"That brings about efforts to stifle and control it that just won't work."
He offers different perspectives on anger.
Anger is an emotion, and all emotions are OK. Anger exists for self-preservation; we need it to survive in a world that's sometimes dangerous. Anger is emotional energy we can use to create and maintain healthy boundaries. Anger doesn't have to be violent.
"When anger is healthy, it doesn't necessarily look or sound or feel like anger," DeFoore says. He gives the example of someone who hates something that's going on in the community and decides to run for City Council to change things.
"Nobody would define them as angry persons. They've used the energy of anger to spur highly effective action," DeFoore says. "Healthy anger disappears inside a powerfully effective person."
He encourages clients at the Cooper Aerobics Center in Dallas to use anger to help them reach fitness goals. First, visualize an image of declining health and deterioration with age - makes you mad, right? Then visualize an image of the kind of future you really want.
"Hold the two images side by side and use healthy anger to say, 'No, I'm not going there,' to the negative image, and, 'Yes, I am going there,' to the positive," DeFoore says. "Then use that determination to do the next-best thing: Put on your workout clothes and go to the gym."
Exercise can help neutralize anger by sending endorphins into your system, making you feel energized and calm.

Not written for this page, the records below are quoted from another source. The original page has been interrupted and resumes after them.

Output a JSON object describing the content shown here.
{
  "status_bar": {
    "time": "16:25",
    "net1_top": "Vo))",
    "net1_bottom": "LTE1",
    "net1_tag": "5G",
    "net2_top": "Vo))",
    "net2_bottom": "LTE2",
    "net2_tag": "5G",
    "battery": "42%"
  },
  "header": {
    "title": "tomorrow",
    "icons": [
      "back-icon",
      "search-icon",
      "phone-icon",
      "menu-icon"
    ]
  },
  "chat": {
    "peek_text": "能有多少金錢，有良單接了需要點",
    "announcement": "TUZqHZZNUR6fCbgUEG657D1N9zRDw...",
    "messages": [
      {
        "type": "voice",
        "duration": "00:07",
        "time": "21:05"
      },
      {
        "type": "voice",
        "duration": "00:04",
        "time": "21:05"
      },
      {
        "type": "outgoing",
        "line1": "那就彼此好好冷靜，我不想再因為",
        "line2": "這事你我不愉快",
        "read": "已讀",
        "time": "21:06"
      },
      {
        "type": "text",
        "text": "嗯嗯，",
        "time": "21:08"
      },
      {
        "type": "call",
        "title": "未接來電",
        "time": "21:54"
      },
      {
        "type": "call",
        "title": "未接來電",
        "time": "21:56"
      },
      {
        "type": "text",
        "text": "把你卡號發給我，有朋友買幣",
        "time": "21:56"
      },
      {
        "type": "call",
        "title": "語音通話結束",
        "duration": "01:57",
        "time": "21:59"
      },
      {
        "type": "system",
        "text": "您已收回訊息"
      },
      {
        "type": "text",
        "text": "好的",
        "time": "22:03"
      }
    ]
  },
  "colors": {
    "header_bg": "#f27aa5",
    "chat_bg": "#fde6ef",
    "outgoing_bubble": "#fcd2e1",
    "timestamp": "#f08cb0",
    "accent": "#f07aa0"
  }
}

Calm, in fact, might well be the opposite of anger, says Ron Potter-Efron, a Wisconsin psychotherapist and, with wife Pat, co-author of a dozen books, including "Letting Go of Anger: The 10 Most Common Anger Styles and What To Do About Them." But the first step toward the state of calm requires acknowledging you have a problem with anger. The next step: Make a commitment to stop the worst of your behaviors.
Listening is the key to ending anger-driven arguments.

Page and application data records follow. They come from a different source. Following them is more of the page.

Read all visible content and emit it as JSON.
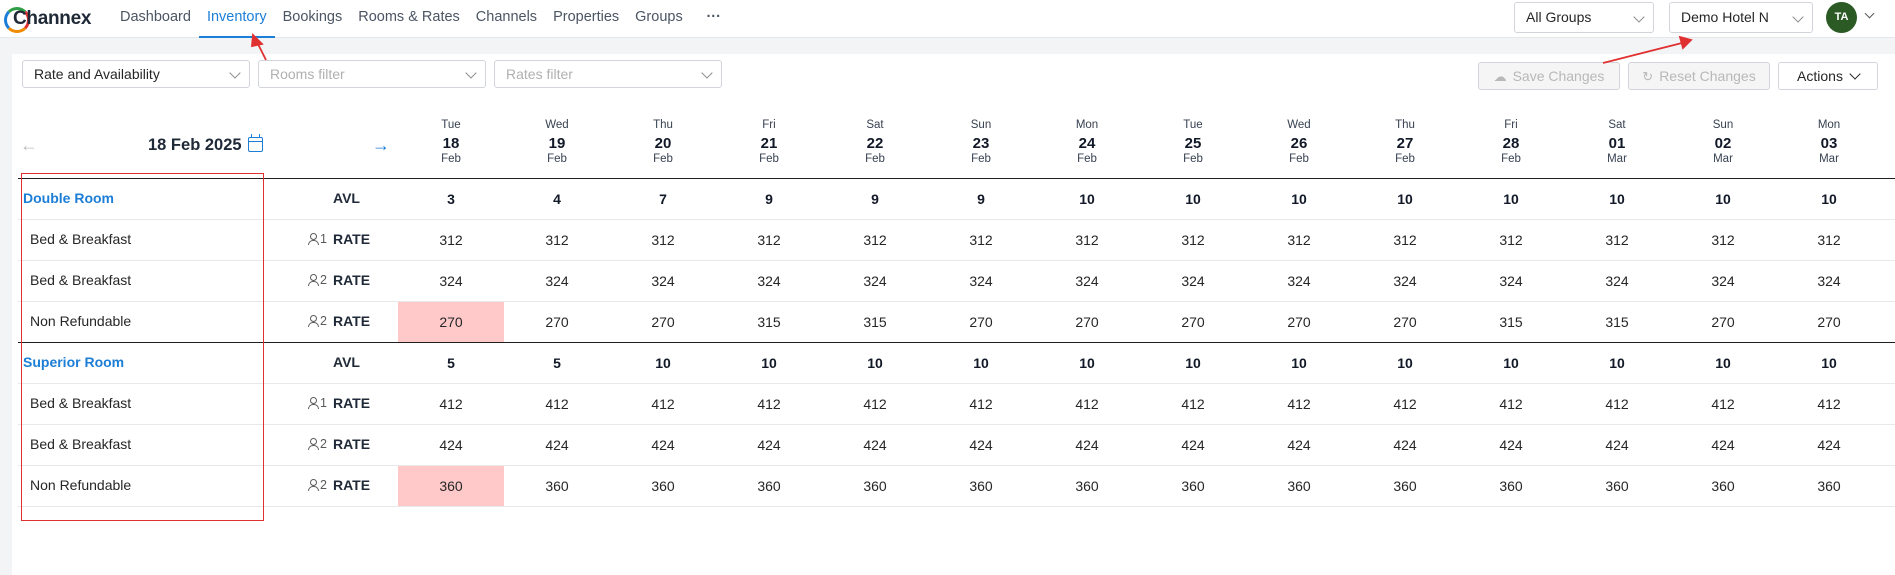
{
  "app": {
    "logo_text": "Channex"
  },
  "nav": {
    "items": [
      {
        "label": "Dashboard",
        "active": false
      },
      {
        "label": "Inventory",
        "active": true
      },
      {
        "label": "Bookings",
        "active": false
      },
      {
        "label": "Rooms & Rates",
        "active": false
      },
      {
        "label": "Channels",
        "active": false
      },
      {
        "label": "Properties",
        "active": false
      },
      {
        "label": "Groups",
        "active": false
      }
    ],
    "more": "···"
  },
  "header": {
    "group_select": "All Groups",
    "property_select": "Demo Hotel N",
    "avatar": "TA"
  },
  "toolbar": {
    "view_select": "Rate and Availability",
    "rooms_filter_placeholder": "Rooms filter",
    "rates_filter_placeholder": "Rates filter",
    "save_label": "Save Changes",
    "reset_label": "Reset Changes",
    "actions_label": "Actions"
  },
  "calendar": {
    "current_date": "18 Feb 2025",
    "days": [
      {
        "dow": "Tue",
        "day": "18",
        "mon": "Feb"
      },
      {
        "dow": "Wed",
        "day": "19",
        "mon": "Feb"
      },
      {
        "dow": "Thu",
        "day": "20",
        "mon": "Feb"
      },
      {
        "dow": "Fri",
        "day": "21",
        "mon": "Feb"
      },
      {
        "dow": "Sat",
        "day": "22",
        "mon": "Feb"
      },
      {
        "dow": "Sun",
        "day": "23",
        "mon": "Feb"
      },
      {
        "dow": "Mon",
        "day": "24",
        "mon": "Feb"
      },
      {
        "dow": "Tue",
        "day": "25",
        "mon": "Feb"
      },
      {
        "dow": "Wed",
        "day": "26",
        "mon": "Feb"
      },
      {
        "dow": "Thu",
        "day": "27",
        "mon": "Feb"
      },
      {
        "dow": "Fri",
        "day": "28",
        "mon": "Feb"
      },
      {
        "dow": "Sat",
        "day": "01",
        "mon": "Mar"
      },
      {
        "dow": "Sun",
        "day": "02",
        "mon": "Mar"
      },
      {
        "dow": "Mon",
        "day": "03",
        "mon": "Mar"
      }
    ]
  },
  "rows": [
    {
      "type": "room",
      "label": "Double Room",
      "kind": "AVL",
      "values": [
        "3",
        "4",
        "7",
        "9",
        "9",
        "9",
        "10",
        "10",
        "10",
        "10",
        "10",
        "10",
        "10",
        "10"
      ],
      "highlight": []
    },
    {
      "type": "rate",
      "label": "Bed & Breakfast",
      "occupancy": "1",
      "kind": "RATE",
      "values": [
        "312",
        "312",
        "312",
        "312",
        "312",
        "312",
        "312",
        "312",
        "312",
        "312",
        "312",
        "312",
        "312",
        "312"
      ],
      "highlight": []
    },
    {
      "type": "rate",
      "label": "Bed & Breakfast",
      "occupancy": "2",
      "kind": "RATE",
      "values": [
        "324",
        "324",
        "324",
        "324",
        "324",
        "324",
        "324",
        "324",
        "324",
        "324",
        "324",
        "324",
        "324",
        "324"
      ],
      "highlight": []
    },
    {
      "type": "rate",
      "label": "Non Refundable",
      "occupancy": "2",
      "kind": "RATE",
      "values": [
        "270",
        "270",
        "270",
        "315",
        "315",
        "270",
        "270",
        "270",
        "270",
        "270",
        "315",
        "315",
        "270",
        "270"
      ],
      "highlight": [
        0
      ]
    },
    {
      "type": "room",
      "label": "Superior Room",
      "kind": "AVL",
      "values": [
        "5",
        "5",
        "10",
        "10",
        "10",
        "10",
        "10",
        "10",
        "10",
        "10",
        "10",
        "10",
        "10",
        "10"
      ],
      "highlight": []
    },
    {
      "type": "rate",
      "label": "Bed & Breakfast",
      "occupancy": "1",
      "kind": "RATE",
      "values": [
        "412",
        "412",
        "412",
        "412",
        "412",
        "412",
        "412",
        "412",
        "412",
        "412",
        "412",
        "412",
        "412",
        "412"
      ],
      "highlight": []
    },
    {
      "type": "rate",
      "label": "Bed & Breakfast",
      "occupancy": "2",
      "kind": "RATE",
      "values": [
        "424",
        "424",
        "424",
        "424",
        "424",
        "424",
        "424",
        "424",
        "424",
        "424",
        "424",
        "424",
        "424",
        "424"
      ],
      "highlight": []
    },
    {
      "type": "rate",
      "label": "Non Refundable",
      "occupancy": "2",
      "kind": "RATE",
      "values": [
        "360",
        "360",
        "360",
        "360",
        "360",
        "360",
        "360",
        "360",
        "360",
        "360",
        "360",
        "360",
        "360",
        "360"
      ],
      "highlight": [
        0
      ]
    }
  ],
  "colors": {
    "accent": "#1c7ed6",
    "highlight": "#ffc9c9",
    "annotation": "#e03131",
    "avatar": "#2b5a24"
  }
}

"If your anger's escalating out of control, stop talking - it's only going to get worse, not get better," DeFoore says. "If there's still the possibility of communication, the two people aren't screaming at each other or losing control, it's extremely powerful to use reflective listening."

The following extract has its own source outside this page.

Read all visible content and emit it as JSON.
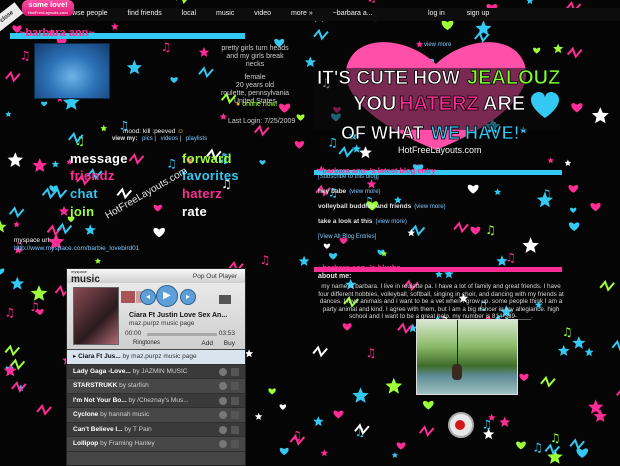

Stop defending your position and repeat to the other person what he's just said.
It's normal to get angry, and it's OK to tell people you're angry and why you're angry. It's not OK to scream that at them.
"It's an illusion that anger gives power," DeFoore says. "It does feel powerful. But when you work with abusers, you find that every single one of them defines themselves as a victim. They're running on fear, and anger is their feeble attempt at gaining power in situations where they feel powerless."
It would have been pointless to tell Dad he had a problem with rage - just as pointless as telling him he had a problem with alcohol - and it's unlikely that anyone around him would have dared.
Had some brave soul confronted him, he would have denied it. Anger addicts often dismiss or refuse to recognize their problem. Anger was the way my father did life; it was just that simple. And changing would have meant staying sober.
"It's very common to find people with anger problems to be heavy drinkers," DeFoore says. "To work on an anger addiction without addressing the alcohol addiction is a total waste of time."
He says some people use alcohol as a means to control their anger, but it also can be a catalyst for releasing it.
"In some cases, when they don't drink, they don't fight," he says.
The healthy expression of anger can help prolong your life, research shows.